[Toyota admitted] that it lied to regulators and the public as it tried to cover up deadly accelerator defects, which caused vehicles to speed out of control and fail to respond to the brake. The Daily Mail (UK) — October 15, 2014

Car manufacturer Toyota has agreed to pay a staggering $1.2 billion to avoid prosecution for covering up severe safety problems with “unintended acceleration,” according to court documents, and continuing to make cars with parts the FBI said Toyota “knew were deadly.” ABC News — March 19, 2014

The (U.S.) National Highway Traffic Safety Administration said that from 2000 to mid-May, it had received more than 6,200 complaints involving sudden acceleration in Toyota vehicles. The reports include 89 deaths and 57 injuries over the same period. CBS News — May 25, 2010

In 2009, (California State) Highway Patrolman Mark Saylor and three members of his family had been killed after the accelerator in his Lexus had become stuck on an incompatible floor mat. Saylor was able to call 911 while his car was speeding over 100 miles per hour and explain his harrowing ordeal right up until the crash that ended his life. ABC News — March 19, 2014

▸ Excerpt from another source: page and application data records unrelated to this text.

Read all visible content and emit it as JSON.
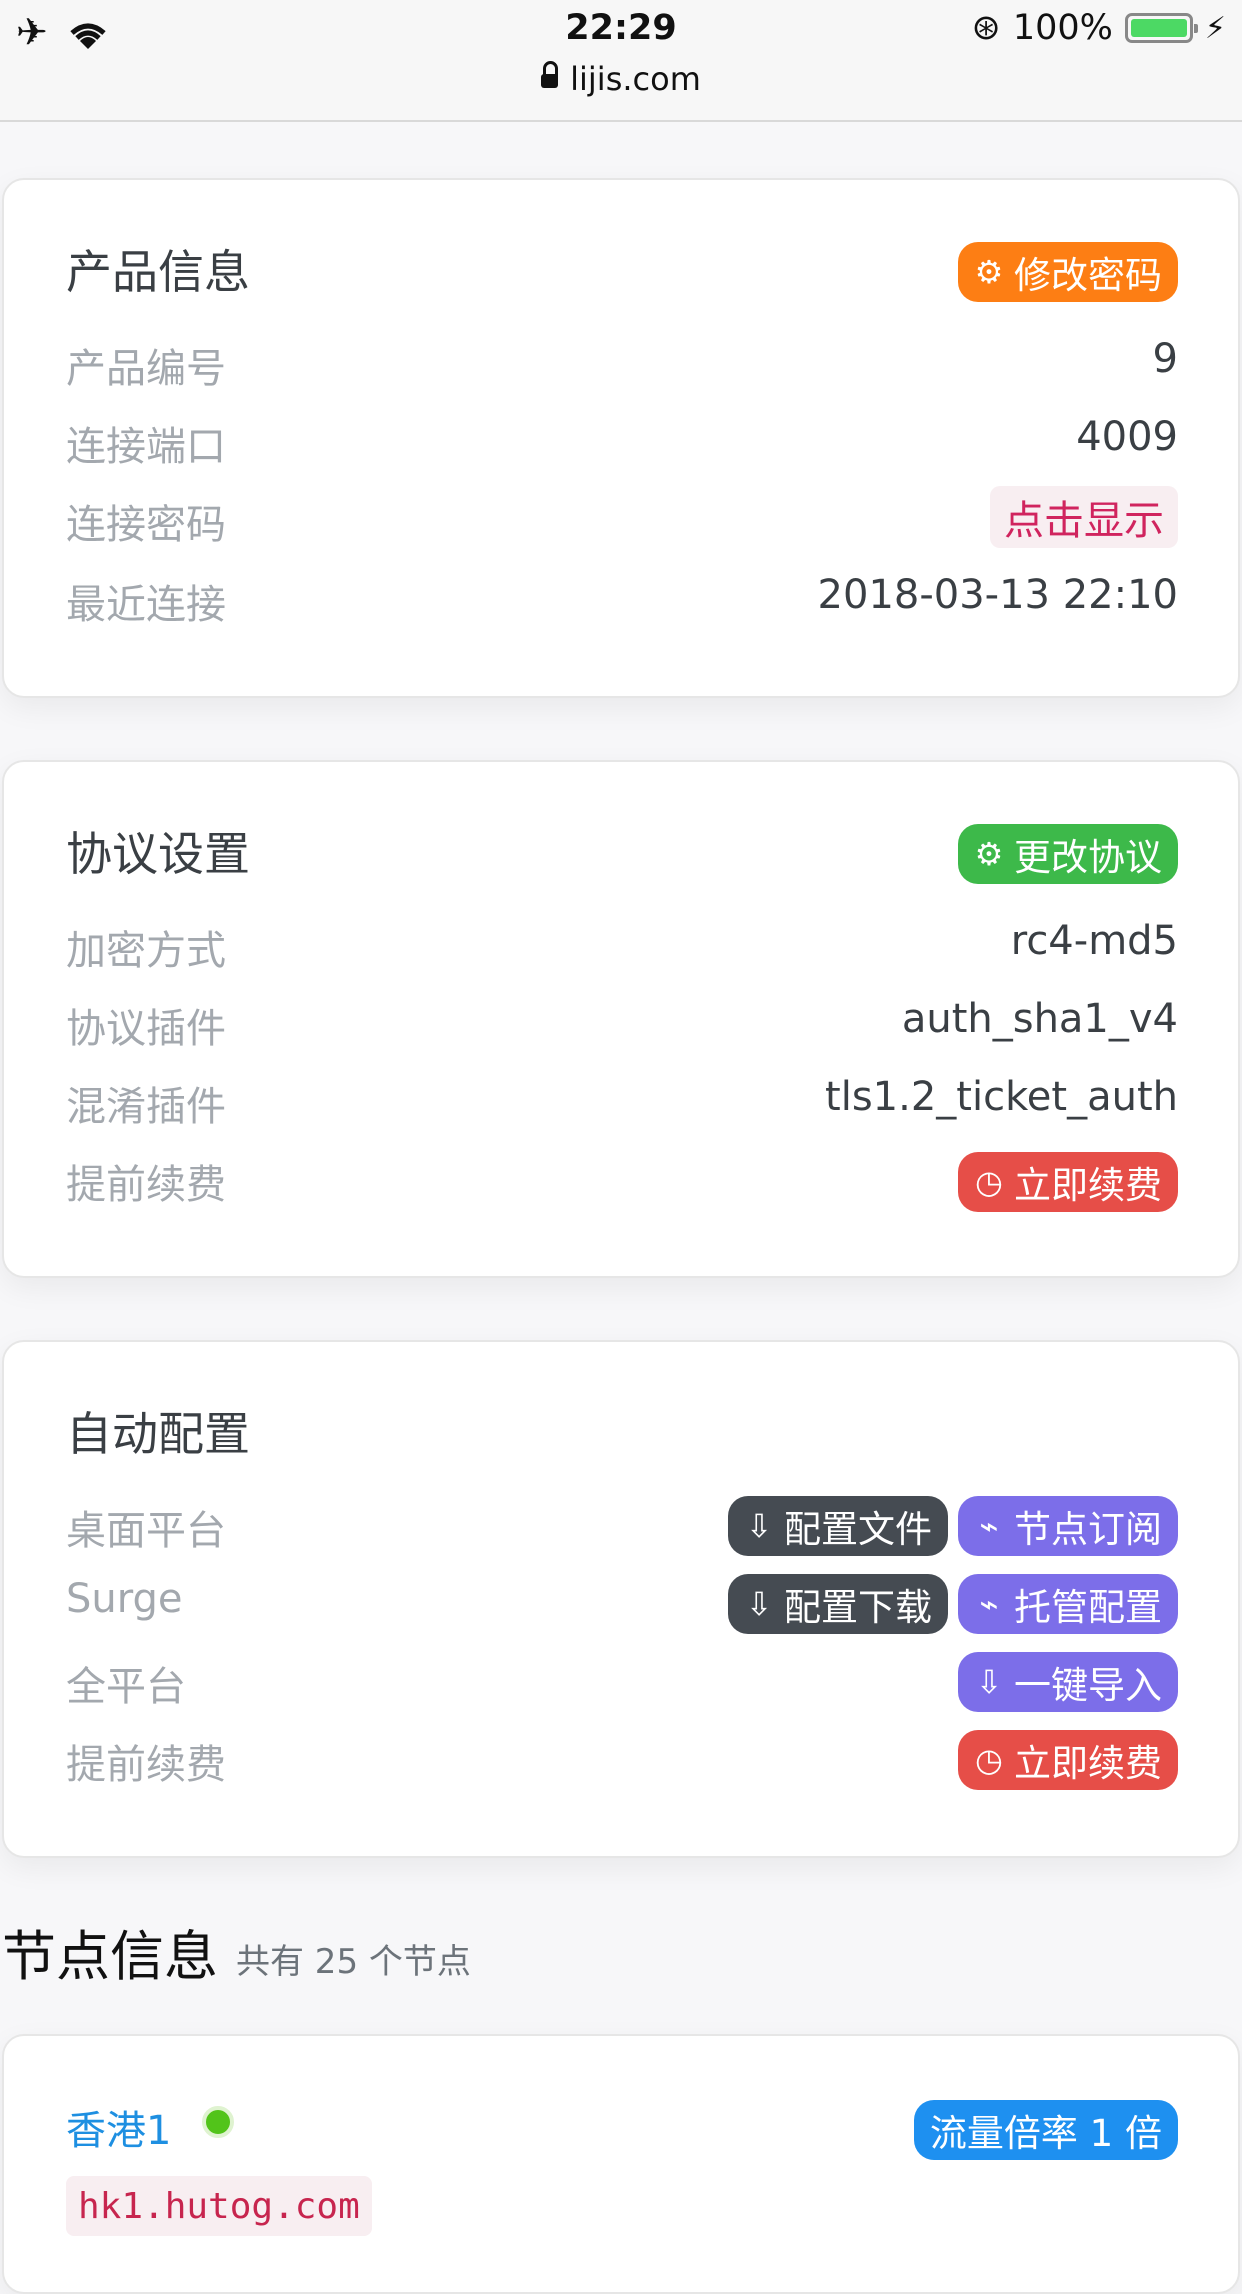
{
  "status_bar": {
    "time": "22:29",
    "url": "lijis.com",
    "battery": "100%"
  },
  "product": {
    "title": "产品信息",
    "action": "修改密码",
    "rows": [
      {
        "label": "产品编号",
        "value": "9"
      },
      {
        "label": "连接端口",
        "value": "4009"
      },
      {
        "label": "连接密码",
        "value": "点击显示"
      },
      {
        "label": "最近连接",
        "value": "2018-03-13 22:10"
      }
    ]
  },
  "protocol": {
    "title": "协议设置",
    "action": "更改协议",
    "rows": [
      {
        "label": "加密方式",
        "value": "rc4-md5"
      },
      {
        "label": "协议插件",
        "value": "auth_sha1_v4"
      },
      {
        "label": "混淆插件",
        "value": "tls1.2_ticket_auth"
      },
      {
        "label": "提前续费",
        "value": "立即续费"
      }
    ]
  },
  "auto_config": {
    "title": "自动配置",
    "rows": [
      {
        "label": "桌面平台",
        "buttons": [
          "配置文件",
          "节点订阅"
        ]
      },
      {
        "label": "Surge",
        "buttons": [
          "配置下载",
          "托管配置"
        ]
      },
      {
        "label": "全平台",
        "buttons": [
          "一键导入"
        ]
      },
      {
        "label": "提前续费",
        "buttons": [
          "立即续费"
        ]
      }
    ]
  },
  "nodes": {
    "title": "节点信息",
    "subtitle": "共有 25 个节点",
    "first": {
      "name": "香港1",
      "rate": "流量倍率 1 倍",
      "host": "hk1.hutog.com"
    }
  }
}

[A] Minnesota man was serving an eight-year prison sentence for vehicular manslaughter when evidence emerged suggesting he could have been a victim of Toyota’s acceleration problem. After serving two years in prison, Koua Fong Lee was released and charges against him were dropped in 2010. ABC News — March 19, 2014

Toyota has blamed driver error, faulty floor mats and stuck accelerator pedals for the unintended acceleration. CBC News — Dec 26, 2012

[E]xtensive software analysis reports had been filed previously in other courts looking into unintended acceleration. But none of that material became public, because Toyota paid settlements and obtained gag orders before those cases went to trial. The public and the engineering community had to wait until the Oklahoma trial, where all testimony became public. EE Times – Oct 31, 2013

The scandal led company Chief Executive Akio Toyoda to apologize in testimony before Congress and vow that the company would overhaul the way it handled quality control. Wall Street Journal — Dec 27, 2012